WHAT IS BEING ASKED >> Work out how many lines in the data below contain "core", and state that count with nothing added.

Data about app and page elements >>
++++

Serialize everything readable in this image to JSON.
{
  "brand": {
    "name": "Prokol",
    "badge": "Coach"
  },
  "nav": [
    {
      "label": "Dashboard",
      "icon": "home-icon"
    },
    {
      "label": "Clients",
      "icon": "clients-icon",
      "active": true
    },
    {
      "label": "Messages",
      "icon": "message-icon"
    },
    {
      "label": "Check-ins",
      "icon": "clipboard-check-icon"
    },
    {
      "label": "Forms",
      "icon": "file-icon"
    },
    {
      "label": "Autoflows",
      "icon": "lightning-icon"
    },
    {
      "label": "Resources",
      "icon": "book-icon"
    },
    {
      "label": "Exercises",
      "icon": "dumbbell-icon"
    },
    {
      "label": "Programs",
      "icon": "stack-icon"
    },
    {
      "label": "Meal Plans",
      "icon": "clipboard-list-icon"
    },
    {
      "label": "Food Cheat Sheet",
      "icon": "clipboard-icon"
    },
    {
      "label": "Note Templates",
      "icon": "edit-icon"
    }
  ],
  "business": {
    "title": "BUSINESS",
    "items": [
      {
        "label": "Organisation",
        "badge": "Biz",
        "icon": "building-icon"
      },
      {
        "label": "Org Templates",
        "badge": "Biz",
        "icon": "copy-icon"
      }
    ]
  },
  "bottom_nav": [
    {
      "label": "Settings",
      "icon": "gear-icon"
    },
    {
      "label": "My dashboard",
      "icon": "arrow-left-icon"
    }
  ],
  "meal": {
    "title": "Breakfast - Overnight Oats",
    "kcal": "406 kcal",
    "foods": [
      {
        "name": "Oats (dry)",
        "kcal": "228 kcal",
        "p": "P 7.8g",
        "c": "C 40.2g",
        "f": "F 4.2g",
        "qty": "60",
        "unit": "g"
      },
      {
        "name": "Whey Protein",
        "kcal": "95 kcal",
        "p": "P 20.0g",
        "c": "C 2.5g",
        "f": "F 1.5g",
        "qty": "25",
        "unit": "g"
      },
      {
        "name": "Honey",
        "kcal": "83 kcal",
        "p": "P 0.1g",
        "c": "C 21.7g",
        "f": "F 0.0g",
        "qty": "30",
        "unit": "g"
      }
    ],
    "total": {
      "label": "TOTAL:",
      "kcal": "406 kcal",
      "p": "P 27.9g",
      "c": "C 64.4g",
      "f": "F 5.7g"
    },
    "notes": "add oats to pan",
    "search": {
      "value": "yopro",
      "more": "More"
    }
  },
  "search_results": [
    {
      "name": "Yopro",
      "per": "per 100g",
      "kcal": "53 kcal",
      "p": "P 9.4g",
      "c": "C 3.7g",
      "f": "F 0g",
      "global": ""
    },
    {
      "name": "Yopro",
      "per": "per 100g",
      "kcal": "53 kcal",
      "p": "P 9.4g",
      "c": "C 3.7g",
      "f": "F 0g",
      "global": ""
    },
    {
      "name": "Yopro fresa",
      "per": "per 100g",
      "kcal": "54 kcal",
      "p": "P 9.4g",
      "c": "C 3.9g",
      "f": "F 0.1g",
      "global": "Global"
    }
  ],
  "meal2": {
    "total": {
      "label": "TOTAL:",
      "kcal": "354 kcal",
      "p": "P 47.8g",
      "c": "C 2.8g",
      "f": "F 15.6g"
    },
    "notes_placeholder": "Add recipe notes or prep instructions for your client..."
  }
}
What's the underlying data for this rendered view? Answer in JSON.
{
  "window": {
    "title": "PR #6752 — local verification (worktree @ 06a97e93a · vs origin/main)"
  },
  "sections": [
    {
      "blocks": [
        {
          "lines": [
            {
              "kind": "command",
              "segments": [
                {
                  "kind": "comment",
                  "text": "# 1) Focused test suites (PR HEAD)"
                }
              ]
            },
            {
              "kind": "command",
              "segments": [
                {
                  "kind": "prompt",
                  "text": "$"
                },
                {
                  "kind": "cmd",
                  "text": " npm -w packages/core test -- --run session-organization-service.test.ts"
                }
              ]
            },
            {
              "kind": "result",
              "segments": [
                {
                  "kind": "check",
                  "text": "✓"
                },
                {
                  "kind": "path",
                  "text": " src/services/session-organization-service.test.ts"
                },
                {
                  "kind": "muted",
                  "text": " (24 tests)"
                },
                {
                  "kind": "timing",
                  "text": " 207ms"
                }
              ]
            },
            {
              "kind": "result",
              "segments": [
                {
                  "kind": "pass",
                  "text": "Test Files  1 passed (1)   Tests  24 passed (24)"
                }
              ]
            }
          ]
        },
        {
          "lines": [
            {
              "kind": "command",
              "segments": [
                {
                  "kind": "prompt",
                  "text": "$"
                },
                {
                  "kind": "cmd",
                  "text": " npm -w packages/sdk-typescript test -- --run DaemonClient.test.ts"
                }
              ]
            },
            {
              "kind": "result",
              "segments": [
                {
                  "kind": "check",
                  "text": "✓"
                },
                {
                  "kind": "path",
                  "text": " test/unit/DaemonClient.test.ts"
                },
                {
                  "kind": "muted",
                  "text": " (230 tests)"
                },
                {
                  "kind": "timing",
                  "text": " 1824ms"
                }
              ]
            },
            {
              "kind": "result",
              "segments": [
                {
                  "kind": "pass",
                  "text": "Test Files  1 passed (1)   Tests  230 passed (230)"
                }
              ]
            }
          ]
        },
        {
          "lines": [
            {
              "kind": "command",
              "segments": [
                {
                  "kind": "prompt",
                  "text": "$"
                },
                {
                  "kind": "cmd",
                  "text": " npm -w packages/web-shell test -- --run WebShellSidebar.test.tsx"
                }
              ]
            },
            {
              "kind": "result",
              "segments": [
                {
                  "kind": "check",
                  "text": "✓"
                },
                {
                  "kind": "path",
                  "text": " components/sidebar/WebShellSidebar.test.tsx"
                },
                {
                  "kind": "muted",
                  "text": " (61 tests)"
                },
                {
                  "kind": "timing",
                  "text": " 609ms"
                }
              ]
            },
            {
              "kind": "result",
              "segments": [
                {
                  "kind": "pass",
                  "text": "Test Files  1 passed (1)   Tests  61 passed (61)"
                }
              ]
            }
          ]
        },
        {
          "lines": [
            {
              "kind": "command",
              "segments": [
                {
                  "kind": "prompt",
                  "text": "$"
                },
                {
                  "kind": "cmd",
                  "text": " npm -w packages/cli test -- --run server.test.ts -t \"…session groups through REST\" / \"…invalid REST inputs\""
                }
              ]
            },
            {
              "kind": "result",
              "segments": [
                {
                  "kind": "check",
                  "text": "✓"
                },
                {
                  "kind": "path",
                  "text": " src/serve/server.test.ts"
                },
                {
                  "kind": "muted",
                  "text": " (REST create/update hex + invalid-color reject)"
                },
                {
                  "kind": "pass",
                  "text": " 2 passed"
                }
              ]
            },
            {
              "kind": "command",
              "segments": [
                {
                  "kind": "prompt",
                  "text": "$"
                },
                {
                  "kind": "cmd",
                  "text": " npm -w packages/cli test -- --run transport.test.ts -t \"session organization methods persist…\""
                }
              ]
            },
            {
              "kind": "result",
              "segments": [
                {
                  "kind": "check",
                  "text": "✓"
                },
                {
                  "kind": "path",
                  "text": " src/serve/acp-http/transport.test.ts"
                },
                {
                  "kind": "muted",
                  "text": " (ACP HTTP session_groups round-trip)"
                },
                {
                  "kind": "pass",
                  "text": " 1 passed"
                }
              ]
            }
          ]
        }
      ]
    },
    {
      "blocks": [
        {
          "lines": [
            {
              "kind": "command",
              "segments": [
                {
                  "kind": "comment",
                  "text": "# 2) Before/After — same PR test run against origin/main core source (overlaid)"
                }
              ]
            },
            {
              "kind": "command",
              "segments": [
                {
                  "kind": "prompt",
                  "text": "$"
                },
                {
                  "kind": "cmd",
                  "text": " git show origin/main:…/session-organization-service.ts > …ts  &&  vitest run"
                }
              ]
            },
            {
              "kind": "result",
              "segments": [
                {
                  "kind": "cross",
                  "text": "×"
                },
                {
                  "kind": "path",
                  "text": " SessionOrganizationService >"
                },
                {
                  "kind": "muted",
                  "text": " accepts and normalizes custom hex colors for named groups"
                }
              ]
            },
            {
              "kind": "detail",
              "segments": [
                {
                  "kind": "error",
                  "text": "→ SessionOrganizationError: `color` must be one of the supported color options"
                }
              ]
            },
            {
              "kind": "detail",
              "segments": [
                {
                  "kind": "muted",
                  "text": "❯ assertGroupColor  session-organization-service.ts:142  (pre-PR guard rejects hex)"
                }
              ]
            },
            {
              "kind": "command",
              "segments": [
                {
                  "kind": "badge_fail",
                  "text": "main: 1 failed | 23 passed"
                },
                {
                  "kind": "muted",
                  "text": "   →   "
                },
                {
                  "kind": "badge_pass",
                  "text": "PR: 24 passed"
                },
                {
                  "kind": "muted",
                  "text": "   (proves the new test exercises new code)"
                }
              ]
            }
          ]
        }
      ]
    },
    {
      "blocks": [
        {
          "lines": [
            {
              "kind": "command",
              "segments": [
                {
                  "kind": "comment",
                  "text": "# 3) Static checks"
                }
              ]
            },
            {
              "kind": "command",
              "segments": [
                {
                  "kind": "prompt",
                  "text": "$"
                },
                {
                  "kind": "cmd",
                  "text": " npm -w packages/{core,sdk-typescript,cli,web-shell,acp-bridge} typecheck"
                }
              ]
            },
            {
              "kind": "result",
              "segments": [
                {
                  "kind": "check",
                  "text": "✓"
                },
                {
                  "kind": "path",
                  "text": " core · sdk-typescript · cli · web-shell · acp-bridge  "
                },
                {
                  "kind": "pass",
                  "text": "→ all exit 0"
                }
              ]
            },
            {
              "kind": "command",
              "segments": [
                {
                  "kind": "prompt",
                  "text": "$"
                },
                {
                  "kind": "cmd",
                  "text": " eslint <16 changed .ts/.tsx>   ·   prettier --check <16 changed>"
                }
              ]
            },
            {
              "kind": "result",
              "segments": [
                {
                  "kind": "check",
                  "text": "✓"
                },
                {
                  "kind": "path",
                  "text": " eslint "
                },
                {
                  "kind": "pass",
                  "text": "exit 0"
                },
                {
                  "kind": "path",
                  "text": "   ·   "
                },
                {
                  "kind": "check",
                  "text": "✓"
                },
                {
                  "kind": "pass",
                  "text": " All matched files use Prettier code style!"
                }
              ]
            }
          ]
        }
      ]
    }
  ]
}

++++

RESULT OF THE EXERCISE >> 4